Mon Apr 11 04:21pm EDT
At the start of the 2010 Stanley Cup Playoffs, Chicago Blackhawks winger Patrick Kane(notes) stunned the hockey world while becoming a hero in the world of hockey hair, rejecting the traditional playoff beard for a Stanley Cup mullet.
His rationale last season:
"I have to keep [the beard] as much away as I possibly can because it was pretty embarrassing last year. I've got the playoff mullet going now, so I hope to try and keep that for a bit. Short on top, kind of like a regular hair cut, and then the long hair in the back. Kinda bring back the '80's look, I guess. They were saying 'business in the front, party in the back.' Those were the comments I got about it."
Admittedly, we put way to much stock in the supernatural when it comes to hockey, but this much is clear: Hockey beard, and the Blackhawks lost in the conference finals. Hockey mullet, and the Blackhawks won their first Stanley Cup since 1961, with Patrick Kane scoring the game-winner.
So it's not so much a surprise that Kane is bringing the 'party in the back' back for the 2011 postseason, beginning at the Vancouver Canucks on Wednesday night; the surprise is that the rest of the NHL hasn't followed suit. Well, at least the players that don't already have them.
"It's back," Kane said Monday as he stripped off his stocking cap prior to meeting with the media. "Hopefully I didn't cut it into this for a short stint."
Kane said he got the new 'do not long after the Wild defeated to Stars on Sunday night to give the Hawks a postseason berth.

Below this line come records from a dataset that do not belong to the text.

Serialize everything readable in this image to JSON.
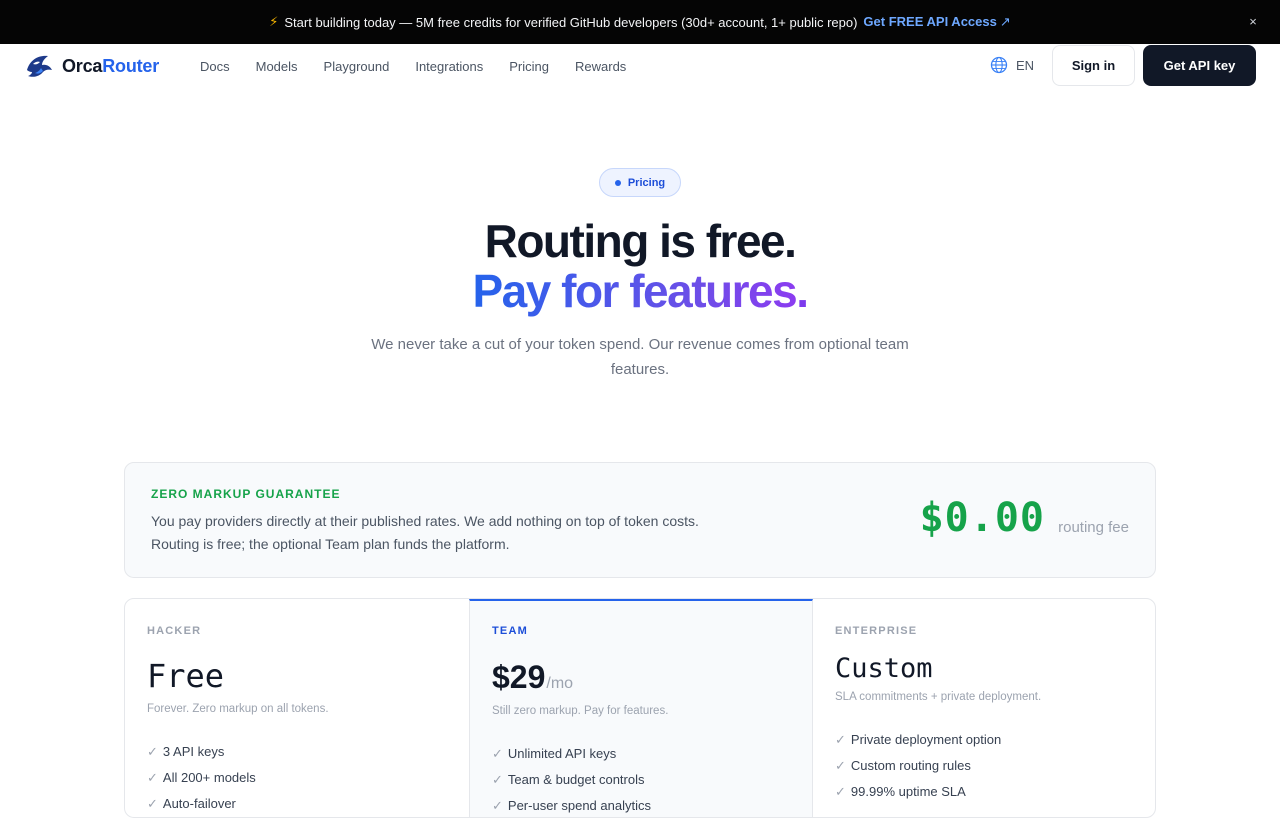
{
  "announcement": {
    "text": "Start building today — 5M free credits for verified GitHub developers (30d+ account, 1+ public repo)",
    "cta": "Get FREE API Access",
    "close": "×"
  },
  "nav": {
    "brand_a": "Orca",
    "brand_b": "Router",
    "links": [
      "Docs",
      "Models",
      "Playground",
      "Integrations",
      "Pricing",
      "Rewards"
    ],
    "lang": "EN",
    "signin": "Sign in",
    "api_key": "Get API key"
  },
  "hero": {
    "pill": "Pricing",
    "title": "Routing is free.",
    "title_accent": "Pay for features",
    "title_period": ".",
    "subtitle": "We never take a cut of your token spend. Our revenue comes from optional team features."
  },
  "guarantee": {
    "kicker": "ZERO MARKUP GUARANTEE",
    "description": "You pay providers directly at their published rates. We add nothing on top of token costs. Routing is free; the optional Team plan funds the platform.",
    "price": "$0.00",
    "fee_label": "routing fee"
  },
  "plans": [
    {
      "tier": "HACKER",
      "price": "Free",
      "period": "",
      "note": "Forever. Zero markup on all tokens.",
      "features": [
        "3 API keys",
        "All 200+ models",
        "Auto-failover"
      ]
    },
    {
      "tier": "TEAM",
      "price": "$29",
      "period": "/mo",
      "note": "Still zero markup. Pay for features.",
      "features": [
        "Unlimited API keys",
        "Team & budget controls",
        "Per-user spend analytics"
      ]
    },
    {
      "tier": "ENTERPRISE",
      "price": "Custom",
      "period": "",
      "note": "SLA commitments + private deployment.",
      "features": [
        "Private deployment option",
        "Custom routing rules",
        "99.99% uptime SLA"
      ]
    }
  ],
  "colors": {
    "accent_blue": "#2563eb",
    "accent_purple": "#7c3aed",
    "success_green": "#16a34a",
    "dark": "#111827"
  }
}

"Right after the Minnesota game that was my first phone call, actually, to my barber and he made the trip downtown, opened up the shop and gave me a quick haircut," Kane said.
Getting your barber to open up on a Sunday night so you can have a fresh playoff mullet the next morning? Wow … to the victor go the spoils, eh?
Plus, we imagine Kane found this 'do quite helpful in keeping hair out of his face during cell phone photos at Chicago-area bars at 2 a.m. That way, he can keep his favorite Yankees hat from getting pub funk.
So the Canucks will again have to face the Indian that haunts their Cup dreams, the ominous tones of "Chelsea Dagger" in Chicago and, now, the Mullet. The Blackhawks are one cardboard cutout of Dustin Byfuglien(notes) away from breaking their opponents' minds.